Eric Friedheim (1910 – 2002)
In a career that spanned more than 60 years, Eric Arthur Friedheim personified and shaped the travel and tourism industries into what they are today. As owner, publisher and editor-in-chief of the weekly Travel Agent Magazine he reported on all major developments in travel and tourism, logging over a million miles and 150 countries and eventually winning a place in the Travel Hall of Fame and a seat on the Tourism Advisory Board to the President of the United States.
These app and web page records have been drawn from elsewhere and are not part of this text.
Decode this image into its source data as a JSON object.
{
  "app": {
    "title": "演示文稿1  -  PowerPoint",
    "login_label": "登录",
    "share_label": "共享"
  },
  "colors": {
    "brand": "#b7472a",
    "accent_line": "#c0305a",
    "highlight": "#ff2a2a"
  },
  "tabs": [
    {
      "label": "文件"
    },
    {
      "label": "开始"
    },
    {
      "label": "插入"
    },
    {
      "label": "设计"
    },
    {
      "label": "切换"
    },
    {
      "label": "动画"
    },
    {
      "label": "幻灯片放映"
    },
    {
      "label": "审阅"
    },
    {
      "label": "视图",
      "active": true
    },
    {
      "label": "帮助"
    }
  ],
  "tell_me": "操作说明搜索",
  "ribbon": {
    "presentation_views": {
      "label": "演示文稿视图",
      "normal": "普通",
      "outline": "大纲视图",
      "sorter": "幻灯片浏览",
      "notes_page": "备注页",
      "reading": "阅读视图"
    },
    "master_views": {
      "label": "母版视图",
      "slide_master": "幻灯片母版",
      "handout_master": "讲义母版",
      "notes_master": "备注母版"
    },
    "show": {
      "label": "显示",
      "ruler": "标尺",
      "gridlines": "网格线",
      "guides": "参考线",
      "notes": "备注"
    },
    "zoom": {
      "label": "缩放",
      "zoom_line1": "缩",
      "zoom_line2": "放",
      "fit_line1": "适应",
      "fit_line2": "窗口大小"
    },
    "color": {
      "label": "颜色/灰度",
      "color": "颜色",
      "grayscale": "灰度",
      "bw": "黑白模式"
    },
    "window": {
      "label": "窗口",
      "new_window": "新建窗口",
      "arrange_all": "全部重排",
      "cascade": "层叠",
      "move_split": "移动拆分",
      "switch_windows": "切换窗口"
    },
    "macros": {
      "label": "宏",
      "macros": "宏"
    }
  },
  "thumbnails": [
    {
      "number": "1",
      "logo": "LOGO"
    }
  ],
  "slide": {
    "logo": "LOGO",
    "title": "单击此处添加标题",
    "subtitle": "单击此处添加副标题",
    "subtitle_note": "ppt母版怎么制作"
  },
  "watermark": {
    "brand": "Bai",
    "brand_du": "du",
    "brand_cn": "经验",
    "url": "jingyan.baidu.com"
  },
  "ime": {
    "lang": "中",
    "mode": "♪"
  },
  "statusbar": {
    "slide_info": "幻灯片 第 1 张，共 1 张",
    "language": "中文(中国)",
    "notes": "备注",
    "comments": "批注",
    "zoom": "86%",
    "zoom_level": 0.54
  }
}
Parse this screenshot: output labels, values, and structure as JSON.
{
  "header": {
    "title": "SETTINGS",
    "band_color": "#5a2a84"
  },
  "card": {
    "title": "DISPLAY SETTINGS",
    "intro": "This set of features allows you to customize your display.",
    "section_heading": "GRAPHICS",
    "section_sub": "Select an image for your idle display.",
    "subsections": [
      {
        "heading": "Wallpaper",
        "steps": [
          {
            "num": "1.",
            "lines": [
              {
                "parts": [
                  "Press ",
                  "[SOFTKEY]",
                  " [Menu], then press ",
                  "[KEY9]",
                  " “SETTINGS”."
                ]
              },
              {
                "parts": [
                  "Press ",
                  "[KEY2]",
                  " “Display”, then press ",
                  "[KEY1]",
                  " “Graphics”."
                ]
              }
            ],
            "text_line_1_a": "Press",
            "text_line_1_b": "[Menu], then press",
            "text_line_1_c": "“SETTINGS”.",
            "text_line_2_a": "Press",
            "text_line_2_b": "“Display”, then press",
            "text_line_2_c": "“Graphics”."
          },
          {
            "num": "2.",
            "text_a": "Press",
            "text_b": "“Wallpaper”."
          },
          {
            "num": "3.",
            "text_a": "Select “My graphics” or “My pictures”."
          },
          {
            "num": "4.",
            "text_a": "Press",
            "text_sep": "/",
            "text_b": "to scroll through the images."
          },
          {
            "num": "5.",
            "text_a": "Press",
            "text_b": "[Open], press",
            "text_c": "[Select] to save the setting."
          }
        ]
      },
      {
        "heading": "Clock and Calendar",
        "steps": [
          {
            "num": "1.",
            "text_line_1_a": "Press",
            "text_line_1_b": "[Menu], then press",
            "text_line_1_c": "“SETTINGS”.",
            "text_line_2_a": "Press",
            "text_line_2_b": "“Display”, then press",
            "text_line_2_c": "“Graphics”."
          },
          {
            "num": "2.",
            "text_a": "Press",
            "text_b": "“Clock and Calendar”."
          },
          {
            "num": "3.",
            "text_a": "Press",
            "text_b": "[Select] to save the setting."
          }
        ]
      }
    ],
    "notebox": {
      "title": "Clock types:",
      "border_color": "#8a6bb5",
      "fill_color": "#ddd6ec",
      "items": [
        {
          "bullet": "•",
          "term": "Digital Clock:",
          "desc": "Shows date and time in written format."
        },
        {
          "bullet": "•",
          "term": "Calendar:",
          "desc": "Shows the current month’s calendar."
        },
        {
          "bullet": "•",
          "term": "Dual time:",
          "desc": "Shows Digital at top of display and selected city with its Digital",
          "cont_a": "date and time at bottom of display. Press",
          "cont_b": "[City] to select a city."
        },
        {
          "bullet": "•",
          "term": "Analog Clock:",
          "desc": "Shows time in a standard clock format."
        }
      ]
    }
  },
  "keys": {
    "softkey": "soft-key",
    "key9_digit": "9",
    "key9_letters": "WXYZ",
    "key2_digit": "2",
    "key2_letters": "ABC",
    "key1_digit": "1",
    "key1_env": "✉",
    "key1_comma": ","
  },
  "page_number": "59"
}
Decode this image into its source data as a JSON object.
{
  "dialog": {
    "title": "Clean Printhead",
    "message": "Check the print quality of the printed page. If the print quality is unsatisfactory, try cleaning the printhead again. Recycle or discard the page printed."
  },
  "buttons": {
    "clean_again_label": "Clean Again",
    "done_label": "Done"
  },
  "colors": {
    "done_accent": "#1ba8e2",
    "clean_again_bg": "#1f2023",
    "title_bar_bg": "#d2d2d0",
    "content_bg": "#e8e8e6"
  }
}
Born in London, England, the son of Arthur Friedheim, one of the most celebrated concert pianists of his time, Eric moved to New York City with his family when he was nine. Although he shared his father’s love of music – he later endowed the Kennedy Center Friedheim Awards and the music library at the Peabody Institute of Johns Hopkins University – Eric gravitated to career in journalism. Dropping out of college after only two years for lack of funds, he joined the International News Service (INS) as Washington Correspondent, covering, among other beats, the White House.
As a combat correspondent for Air Force Magazine World War II, Friedheim survived a plane crash behind German lines and wrote a book, “Fighters Up”, about the experience. After the war he was one of the first travel journalists to visit the Soviet Union, and the first American travel journalist admitted to the People’s Republic of China. In 1951, he bought Travel Agent Magazine, founded as a monthly magazine in 1930, but struggling at the time. Under his guidance, the publication flourished for nearly five decades. He sold it in 1978, but remained Editor-in-Chief until 2000, using his weekly Opinion columns to illuminate trends in travel and tourism and to put the industry’s latest issues into a perspective that earned him the respected title of “Dean of the Travel Industry.”
Besides the new Eric Friedheim Tourism Institute at UF, the Eric Friedheim Foundation provides funding for the Eric Friedheim Center of Communication at his alma mater, American University, in Washington, D.C.; the Eric Friedheim Library at the National Press Club in Washington, D.C.; and, through Tourism Cares, which grants academic scholarships for graduate study in Travel and Tourism.